Searching over 5,500,000 cases.


searching
Buy This Entire Record For $7.95

Download the entire decision to receive the complete text, official citation,
docket number, dissents and concurrences, and footnotes for this case.

Learn more about what you receive with purchase of this case.

McKeon v. City of Morris

United States District Court, N.D. Illinois, Eastern Division

September 26, 2016

MICHAEL MCKEON, Plaintiff,
v.
THE CITY OF MORRIS and MORRIS POLICE OFFICERS DUSTIN SEALE STAR #111 and PAUL BURKE Star #122, Defendants.

          MEMORANDUM OPINION AND ORDER

          John Z. Lee, United States District Judge.

         Plaintiff Michael McKeon brings this 42 U.S.C. § 1983 suit against the City of Morris and two of its police officers, Dustin Seale and Paul Burke, for injuries sustained during an arrest. Defendants have moved for summary judgment on all six counts. The Court grants the motion with respect to Counts II and III, but finds sufficient disputes of material fact to deny the motion as to the other four counts.[1]

         Factual Background

         The following facts are undisputed unless noted otherwise. On October 17, 2013, McKeon's wife, Patricia Adams, called 911 from a motel parking lot and told the operator that McKeon was trying to physically attack her. See Defs.' L.R. 56.1(a)(3) Stmt. ¶¶ 24-25, ECF No. 58. Morris police officers Burke and Seale arrived on the scene in response to the call. Id. ¶ 24. After questioning him and searching his motel room, the officers began to arrest McKeon. Id. ¶¶ 30-33.

         What happened next is the central dispute in this case. The officers allege that McKeon continued to yell at Adams during the arrest. Id. ¶¶ 30, 33. As Seale tried to place McKeon in handcuffs, McKeon locked his arms out, attempted to pull away, and turned aggressively toward Seale. Id. ¶ 37. In response, Seale says he put his leg out and twisted McKeon to the ground, who landed on his knee. Id. ¶ 47.

         McKeon admits that he did not put his arms behind his back when Seale instructed him to do so and, instead, locked out his arm. Pl.'s L.R. 56.1(b)(3)(C) Stmt. ¶¶ 3-4, ECF No. 62. McKeon denies pulling away or turning aggressively toward Seale. Pl.'s Resp. to Defs.' L.R. 56.1 Stmt. ¶ 14, ECF No. 63. McKeon says he then felt a blow one inch below his left kneecap and was brought down to the ground by Seale. Pl.'s L.R. 56.1(b)(3)(C) Stmt. ¶¶ 5-6.

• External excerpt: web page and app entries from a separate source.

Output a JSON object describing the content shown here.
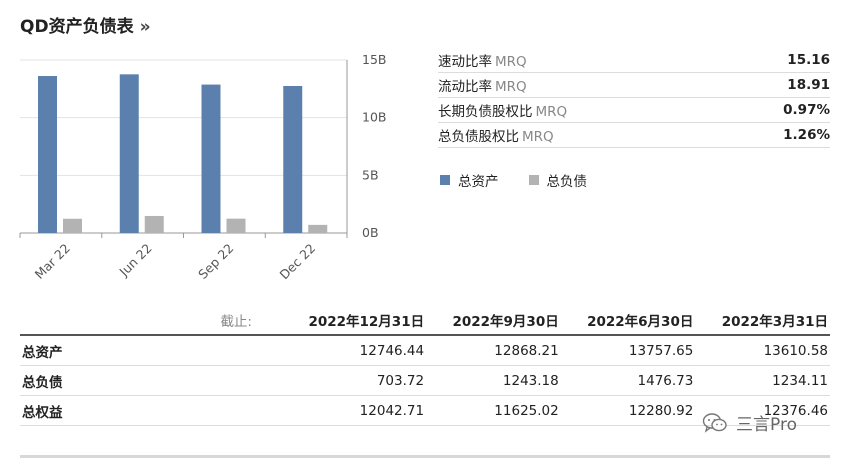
{
  "title": "QD资产负债表",
  "title_arrow": "»",
  "ratios": [
    {
      "label": "速动比率",
      "suffix": "MRQ",
      "value": "15.16"
    },
    {
      "label": "流动比率",
      "suffix": "MRQ",
      "value": "18.91"
    },
    {
      "label": "长期负债股权比",
      "suffix": "MRQ",
      "value": "0.97%"
    },
    {
      "label": "总负债股权比",
      "suffix": "MRQ",
      "value": "1.26%"
    }
  ],
  "legend": [
    {
      "name": "总资产",
      "color": "#5b80ad"
    },
    {
      "name": "总负债",
      "color": "#b3b3b3"
    }
  ],
  "chart_data": {
    "type": "bar",
    "categories": [
      "Mar 22",
      "Jun 22",
      "Sep 22",
      "Dec 22"
    ],
    "series": [
      {
        "name": "总资产",
        "color": "#5b80ad",
        "values": [
          13610.58,
          13757.65,
          12868.21,
          12746.44
        ]
      },
      {
        "name": "总负债",
        "color": "#b3b3b3",
        "values": [
          1234.11,
          1476.73,
          1243.18,
          703.72
        ]
      }
    ],
    "yticks": [
      "0B",
      "5B",
      "10B",
      "15B"
    ],
    "ylim": [
      0,
      15000
    ],
    "ytick_values": [
      0,
      5000,
      10000,
      15000
    ]
  },
  "table": {
    "as_of_label": "截止:",
    "columns": [
      "2022年12月31日",
      "2022年9月30日",
      "2022年6月30日",
      "2022年3月31日"
    ],
    "rows": [
      {
        "label": "总资产",
        "values": [
          "12746.44",
          "12868.21",
          "13757.65",
          "13610.58"
        ]
      },
      {
        "label": "总负债",
        "values": [
          "703.72",
          "1243.18",
          "1476.73",
          "1234.11"
        ]
      },
      {
        "label": "总权益",
        "values": [
          "12042.71",
          "11625.02",
          "12280.92",
          "12376.46"
        ]
      }
    ]
  },
  "watermark": "三言Pro",
  "watermark_icon": "wechat-icon"
}
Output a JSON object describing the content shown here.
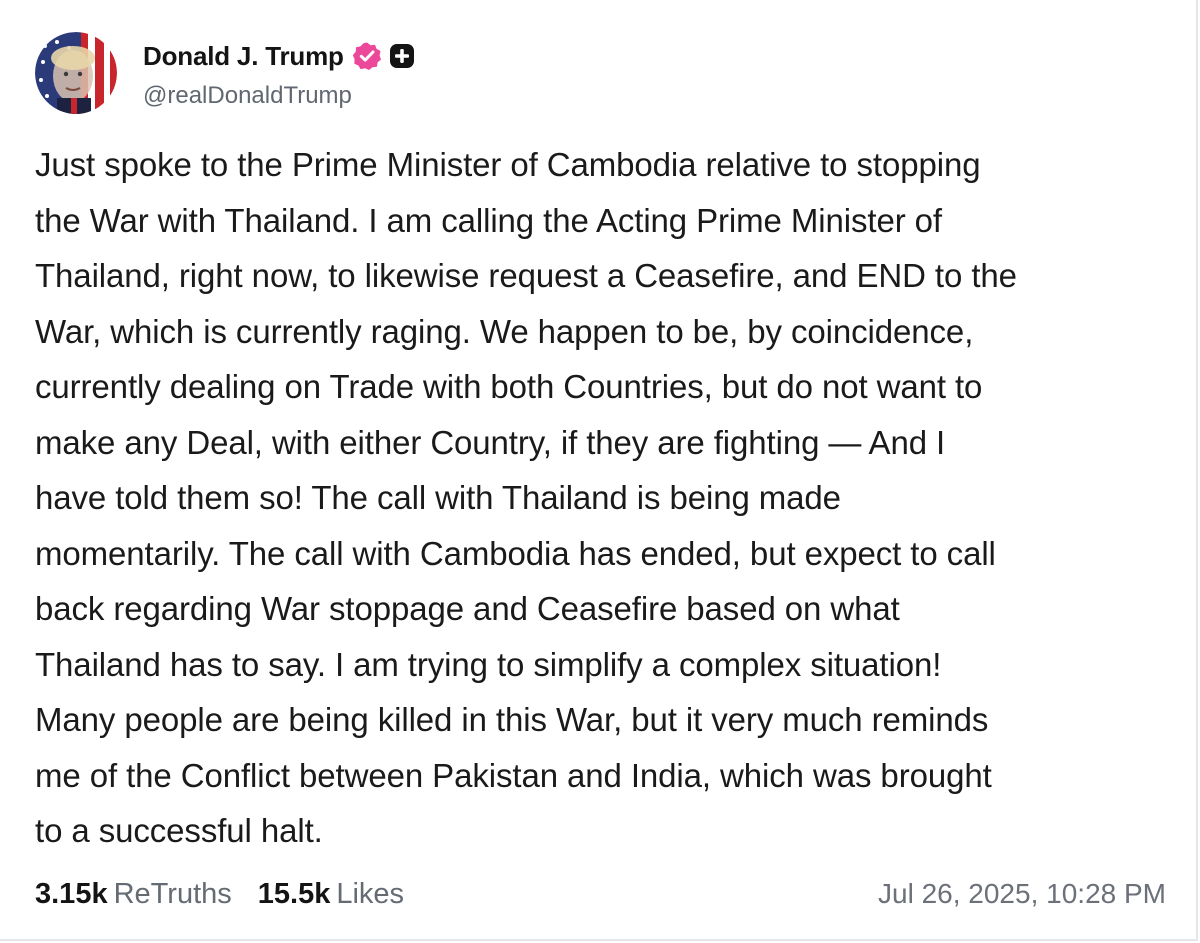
{
  "author": {
    "display_name": "Donald J. Trump",
    "handle": "@realDonaldTrump",
    "verified_badge_icon": "verified-badge-icon",
    "plus_badge_icon": "plus-badge-icon",
    "colors": {
      "verified": "#ec4899",
      "plus_badge": "#141414"
    }
  },
  "post": {
    "text": "Just spoke to the Prime Minister of Cambodia relative to stopping\nthe War with Thailand. I am calling the Acting Prime Minister of\nThailand, right now, to likewise request a Ceasefire, and END to the\nWar, which is currently raging. We happen to be, by coincidence,\ncurrently dealing on Trade with both Countries, but do not want to\nmake any Deal, with either Country, if they are fighting — And I\nhave told them so! The call with Thailand is being made\nmomentarily. The call with Cambodia has ended, but expect to call\nback regarding War stoppage and Ceasefire based on what\nThailand has to say. I am trying to simplify a complex situation!\nMany people are being killed in this War, but it very much reminds\nme of the Conflict between Pakistan and India, which was brought\nto a successful halt."
  },
  "stats": {
    "retruths_count": "3.15k",
    "retruths_label": "ReTruths",
    "likes_count": "15.5k",
    "likes_label": "Likes"
  },
  "timestamp": "Jul 26, 2025, 10:28 PM"
}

         Seale is highly trained in Ryukyu Kempo, a Japanese martial art that focuses on striking pressure points in an opponent's body, including pressure points around the knee. Id. ¶¶ 15-17.

         McKeon was taken to a hospital that night where he was diagnosed with a left proximal tibia fracture and a left proximal fibula fracture. Defs.' L.R. 56.1(a)(3) Stmt. ¶ 57. After the injury, McKeon developed other health problems with his left leg, including compartment syndrome and numbness. Pl.'s L.R. 56.1(b)(3)(C) Stmt. ¶¶ 26-34.

         McKeon pleaded guilty to resisting arrest during his October 17 interaction with the police. Id. ¶ 40.

         In Counts I and II, McKeon alleges excessive use of force by Seale and failure to intervene by Burke. Counts III and IV present state law claims for assault and battery against Seale. In Count V, McKeon seeks to have the City of Morris indemnify the officers pursuant to 745 Ill. Comp. Stat. 10/9-102. In Count VI, McKeon seeks recovery from Morris for the alleged actions of Seale and Burke under a respondeat superior theory.

         Legal Standard

         Summary judgment shall be granted “if the movant shows that there is no genuine dispute as to any material fact and the movant is entitled to judgment as a matter of law.” Fed.R.Civ.P. 56(a). The Court gives “the non-moving party the benefit of conflicts in the evidence and reasonable inferences that could be drawn from it.” Grochocinski v. Mayer Brown Rowe & Maw, LLP, 719 F.3d 785, 794 (7th Cir. 2013). In order to survive summary judgment, the nonmoving party must “do more than simply show that there is some metaphysical doubt as to the material facts, ” Matsushita Elec. Indus. Co. v. Zenith Radio Corp., 475 U.S. 574, 586 (1986), and “must establish some genuine issue for trial such that a reasonable jury could return a verdict in her favor, ” Gordon v. FedEx Freight, Inc., 674 F.3d 769, 772-73 (7th Cir. 2012).

         Analysis

         I. Failure to Intervene ...


Buy This Entire Record For $7.95

Download the entire decision to receive the complete text, official citation,
docket number, dissents and concurrences, and footnotes for this case.

Learn more about what you receive with purchase of this case.